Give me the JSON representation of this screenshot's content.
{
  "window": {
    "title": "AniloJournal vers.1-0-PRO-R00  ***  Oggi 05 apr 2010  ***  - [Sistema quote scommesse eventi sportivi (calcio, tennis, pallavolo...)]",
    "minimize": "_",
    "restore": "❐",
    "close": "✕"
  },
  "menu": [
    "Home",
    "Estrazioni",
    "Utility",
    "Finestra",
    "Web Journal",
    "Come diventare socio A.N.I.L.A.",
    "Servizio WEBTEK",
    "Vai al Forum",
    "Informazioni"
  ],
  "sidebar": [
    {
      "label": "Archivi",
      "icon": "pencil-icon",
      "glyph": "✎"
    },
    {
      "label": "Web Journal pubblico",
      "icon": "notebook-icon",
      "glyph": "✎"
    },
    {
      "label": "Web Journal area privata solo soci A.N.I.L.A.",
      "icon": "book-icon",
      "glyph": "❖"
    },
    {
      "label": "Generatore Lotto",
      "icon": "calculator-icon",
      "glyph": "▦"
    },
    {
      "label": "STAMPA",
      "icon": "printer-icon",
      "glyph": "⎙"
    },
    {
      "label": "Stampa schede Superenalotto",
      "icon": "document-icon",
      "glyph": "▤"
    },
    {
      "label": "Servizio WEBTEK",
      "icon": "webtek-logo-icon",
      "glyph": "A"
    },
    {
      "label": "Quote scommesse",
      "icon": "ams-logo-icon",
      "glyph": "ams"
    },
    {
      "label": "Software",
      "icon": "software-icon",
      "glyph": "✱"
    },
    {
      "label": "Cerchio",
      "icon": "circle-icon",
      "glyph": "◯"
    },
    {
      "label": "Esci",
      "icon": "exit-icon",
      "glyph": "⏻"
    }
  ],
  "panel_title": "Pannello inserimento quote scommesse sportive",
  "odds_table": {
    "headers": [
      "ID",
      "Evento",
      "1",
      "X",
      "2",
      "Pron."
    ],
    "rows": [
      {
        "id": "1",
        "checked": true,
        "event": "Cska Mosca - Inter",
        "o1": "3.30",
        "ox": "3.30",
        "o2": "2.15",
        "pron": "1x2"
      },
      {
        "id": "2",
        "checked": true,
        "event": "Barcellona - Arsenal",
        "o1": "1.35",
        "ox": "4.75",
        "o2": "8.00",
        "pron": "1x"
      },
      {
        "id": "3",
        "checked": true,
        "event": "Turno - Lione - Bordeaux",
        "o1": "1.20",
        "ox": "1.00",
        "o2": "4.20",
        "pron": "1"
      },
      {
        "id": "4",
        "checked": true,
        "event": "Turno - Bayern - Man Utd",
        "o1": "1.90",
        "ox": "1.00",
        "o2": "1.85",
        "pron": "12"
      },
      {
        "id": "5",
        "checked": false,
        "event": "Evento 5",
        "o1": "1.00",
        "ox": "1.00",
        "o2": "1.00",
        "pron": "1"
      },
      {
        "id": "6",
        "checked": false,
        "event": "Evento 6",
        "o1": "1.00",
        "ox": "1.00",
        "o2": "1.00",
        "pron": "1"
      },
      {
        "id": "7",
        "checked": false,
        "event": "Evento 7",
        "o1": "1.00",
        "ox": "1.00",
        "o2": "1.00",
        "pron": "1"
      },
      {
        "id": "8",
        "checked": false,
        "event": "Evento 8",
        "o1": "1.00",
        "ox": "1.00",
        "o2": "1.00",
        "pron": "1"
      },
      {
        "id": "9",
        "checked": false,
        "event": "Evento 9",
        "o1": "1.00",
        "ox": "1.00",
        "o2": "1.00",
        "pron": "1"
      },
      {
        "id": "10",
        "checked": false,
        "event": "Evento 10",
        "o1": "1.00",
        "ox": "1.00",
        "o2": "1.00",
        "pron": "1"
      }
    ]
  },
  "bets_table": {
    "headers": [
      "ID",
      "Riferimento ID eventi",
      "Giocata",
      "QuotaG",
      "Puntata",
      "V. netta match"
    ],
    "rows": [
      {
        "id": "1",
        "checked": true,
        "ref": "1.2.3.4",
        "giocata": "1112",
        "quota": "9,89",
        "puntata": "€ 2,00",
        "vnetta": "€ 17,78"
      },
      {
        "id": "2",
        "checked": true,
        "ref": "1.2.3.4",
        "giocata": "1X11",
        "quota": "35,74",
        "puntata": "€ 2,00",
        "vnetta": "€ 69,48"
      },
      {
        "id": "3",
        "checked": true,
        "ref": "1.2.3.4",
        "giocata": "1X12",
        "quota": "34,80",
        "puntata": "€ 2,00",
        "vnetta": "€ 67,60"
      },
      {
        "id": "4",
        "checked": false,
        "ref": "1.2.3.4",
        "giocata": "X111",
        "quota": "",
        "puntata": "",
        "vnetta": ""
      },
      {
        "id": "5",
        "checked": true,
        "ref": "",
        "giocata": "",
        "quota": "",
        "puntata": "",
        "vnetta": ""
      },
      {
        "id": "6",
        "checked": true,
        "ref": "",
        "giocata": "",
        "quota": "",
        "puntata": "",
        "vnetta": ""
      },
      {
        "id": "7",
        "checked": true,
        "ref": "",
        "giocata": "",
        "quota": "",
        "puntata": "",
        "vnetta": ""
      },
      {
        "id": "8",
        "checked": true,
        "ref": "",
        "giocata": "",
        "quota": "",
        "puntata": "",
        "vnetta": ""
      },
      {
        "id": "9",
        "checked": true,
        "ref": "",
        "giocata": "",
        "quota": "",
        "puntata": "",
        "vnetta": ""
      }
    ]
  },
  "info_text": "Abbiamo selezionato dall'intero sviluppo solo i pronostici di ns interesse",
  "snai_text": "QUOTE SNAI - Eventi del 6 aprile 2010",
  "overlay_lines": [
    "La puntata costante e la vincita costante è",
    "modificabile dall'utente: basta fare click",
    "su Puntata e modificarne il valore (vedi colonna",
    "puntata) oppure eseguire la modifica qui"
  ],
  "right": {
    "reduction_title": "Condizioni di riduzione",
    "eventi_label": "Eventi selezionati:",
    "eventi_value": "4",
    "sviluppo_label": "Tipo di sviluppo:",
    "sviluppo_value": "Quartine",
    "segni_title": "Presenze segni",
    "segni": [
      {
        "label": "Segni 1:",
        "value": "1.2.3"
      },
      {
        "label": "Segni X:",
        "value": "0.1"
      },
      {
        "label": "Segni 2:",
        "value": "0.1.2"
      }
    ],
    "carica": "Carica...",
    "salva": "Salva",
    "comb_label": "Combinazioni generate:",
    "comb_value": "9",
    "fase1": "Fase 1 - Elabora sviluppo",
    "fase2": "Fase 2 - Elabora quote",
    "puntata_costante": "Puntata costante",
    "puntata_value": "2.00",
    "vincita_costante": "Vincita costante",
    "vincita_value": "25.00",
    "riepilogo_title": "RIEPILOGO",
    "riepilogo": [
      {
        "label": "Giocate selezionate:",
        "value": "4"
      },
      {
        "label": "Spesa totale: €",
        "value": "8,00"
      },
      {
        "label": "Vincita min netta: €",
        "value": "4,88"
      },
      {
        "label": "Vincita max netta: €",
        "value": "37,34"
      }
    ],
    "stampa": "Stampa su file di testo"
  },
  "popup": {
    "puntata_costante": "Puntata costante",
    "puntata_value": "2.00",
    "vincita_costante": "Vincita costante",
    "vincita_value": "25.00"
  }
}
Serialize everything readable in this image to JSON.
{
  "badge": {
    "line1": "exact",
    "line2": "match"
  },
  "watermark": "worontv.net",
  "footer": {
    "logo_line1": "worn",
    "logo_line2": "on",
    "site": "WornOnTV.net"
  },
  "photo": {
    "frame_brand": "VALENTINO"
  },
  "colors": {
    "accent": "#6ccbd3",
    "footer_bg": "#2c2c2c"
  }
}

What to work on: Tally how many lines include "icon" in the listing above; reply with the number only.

Result for this exercise: 11